Little league shoulder is a type of overuse injury that typically affects children and adolescents up until their mid-teens. It can affect both boys and girls, and most commonly occurs in kids who play sports involving overhead throwing. Most cases occur in softball and baseball players, but little league shoulder symptoms can also affect other young athletes including tennis players.
Here’s an overview of little league shoulder symptoms, causes and treatment options from Dr. Francis Mendoza, NYC-based orthopaedic surgeon specializing in the treatment of sports-related shoulder injuries.
How Do Overuse Injuries Differ Between Children and Adults?
While overuse injuries in adults commonly affect tendons and ligaments, overuse injuries in children can affect the bones themselves. Children’s bones are still growing, and repeated stress on the growing portion of the bone can injure it. In little league shoulder, the injury occurs in the humerus, the long bone of the arm.
The long bones of the body, the humerus (upper arm bone) as well as the femur (thigh bone) grow from an area on each end called the growth plate – the weakest part of a child’s still-growing skeleton. The growth plates build new bone throughout childhood and adolescence then solidify into hard bone when adult growth is achieved. Unfortunately, while a child is still growing, the growth plate areas are much more susceptible to injury than the rest of the skeleton, which is one of the reasons why little league shoulder is such a common injury among young athletes.
What Does Little League Shoulder Involve?
In little league shoulder, repeated stress to the humerus causes the growth plate to widen. This leads to inflammation, swelling, and pain in the shoulder. The condition can worsen if left untreated, and eventually may even lead to bone damage. There is also a small chance that the growth plate could close before growth is complete.

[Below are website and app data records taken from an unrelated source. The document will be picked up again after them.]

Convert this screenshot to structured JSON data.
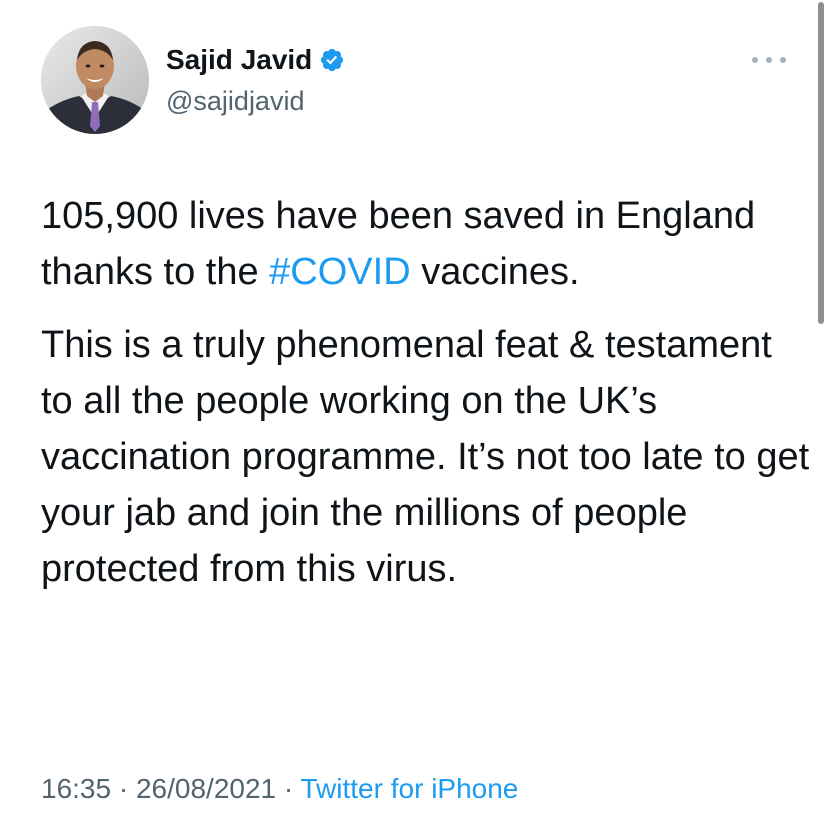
{
  "author": {
    "display_name": "Sajid Javid",
    "handle": "@sajidjavid",
    "verified": true,
    "avatar_icon": "user-avatar-photo"
  },
  "tweet": {
    "paragraph1_before": "105,900 lives have been saved in England thanks to the ",
    "hashtag": "#COVID",
    "paragraph1_after": " vaccines.",
    "paragraph2": "This is a truly phenomenal feat & testament to all the people working on the UK’s vaccination programme. It’s not too late to get your jab and join the millions of people protected from this virus."
  },
  "meta": {
    "time": "16:35",
    "separator": " · ",
    "date": "26/08/2021",
    "source": "Twitter for iPhone"
  },
  "icons": {
    "verified": "verified-badge-icon",
    "more": "more-options-icon"
  },
  "colors": {
    "text": "#0f1419",
    "secondary": "#536471",
    "link": "#1d9bf0",
    "verified": "#1d9bf0"
  }
}
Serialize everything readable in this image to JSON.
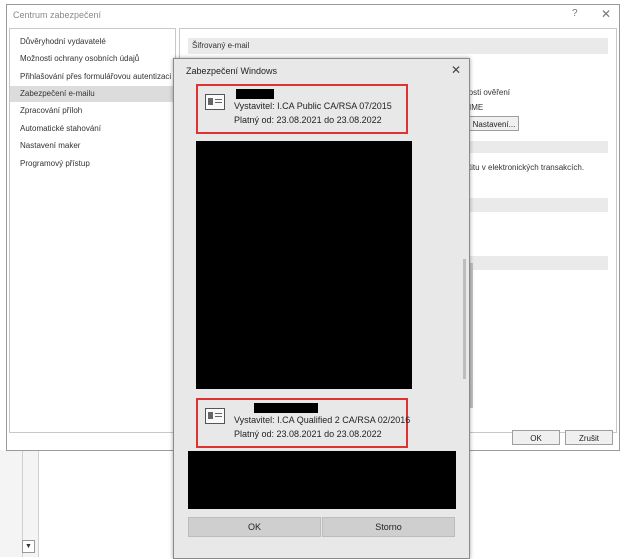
{
  "trust_center": {
    "title": "Centrum zabezpečení",
    "help_label": "?",
    "close_label": "✕",
    "nav_items": [
      "Důvěryhodní vydavatelé",
      "Možnosti ochrany osobních údajů",
      "Přihlašování přes formulářovou autentizaci",
      "Zabezpečení e-mailu",
      "Zpracování příloh",
      "Automatické stahování",
      "Nastavení maker",
      "Programový přístup"
    ],
    "selected_nav_index": 3,
    "content": {
      "encrypted_section_title": "Šifrovaný e-mail",
      "fragment_verification": "tnosti ověření",
      "fragment_mime": "IME",
      "settings_button_label": "Nastavení...",
      "fragment_transactions": "entitu v elektronických transakcích."
    },
    "ok_label": "OK",
    "cancel_label": "Zrušit"
  },
  "dialog": {
    "title": "Zabezpečení Windows",
    "close_label": "✕",
    "certificates": [
      {
        "issuer": "Vystavitel: I.CA Public CA/RSA 07/2015",
        "valid": "Platný od: 23.08.2021 do 23.08.2022"
      },
      {
        "issuer": "Vystavitel: I.CA Qualified 2 CA/RSA 02/2016",
        "valid": "Platný od: 23.08.2021 do 23.08.2022"
      }
    ],
    "ok_label": "OK",
    "cancel_label": "Storno"
  },
  "colors": {
    "highlight_border": "#dd3333",
    "redaction": "#000000",
    "dialog_background": "#e8e8e8"
  }
}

What are the Common Little League Shoulder Symptoms and Causes?
Little league shoulder is caused by repetitive overhead motion combined with lack of muscular strength, especially weakness in the shoulder and upper back. Repeated overhead throwing without proper rest makes the condition more likely, as does poor throwing technique or poor body mechanics.
There has been a sharp uptick in the incidence of little league shoulder in recent years due to the fact that more children are playing sports year-round without sufficient rest in between.
Common little league shoulder symptoms include:
- Pain in the shoulder during pitching or throwing
- Pain when the shoulder is at rest, or when lifting the arm
- Impaired mobility
- Reduced range of motion
- Decreased throwing speed when playing sports, or decreased accuracy
Less commonly, little league shoulder symptoms can include elbow pain.
How is Little League Shoulder Treated?
As with other overuse injuries, resting the affected area is the most important aspect of treatment. Your child will probably be restricted from throwing activities for a period of time, typically a span of a few months.
A typical treatment program for little league shoulder includes:
- Rest and refraining from throwing or other forceful overhead motions
- Icing the affected shoulder if there is swelling and inflammation
- A stretching and strengthening program
- A return-to-throwing program in which the child gradually increases the demands on the shoulder and arm
Rest alone may be sufficient to reduce little league shoulder symptoms, but strengthening the muscles that support the area is also important to reduce the likelihood of re-injury. Physical therapy, which can include strengthening exercises and flexibility training, may also be recommended. Most young athletes experience relief from little league shoulder symptoms within two to three months with conservative treatment, and are typically able to return to play after four months.
If your child is experiencing shoulder pain or other little league shoulder symptoms, prompt treatment is important. Schedule your consultation today, and don’t let little league shoulder keep your child out of the game.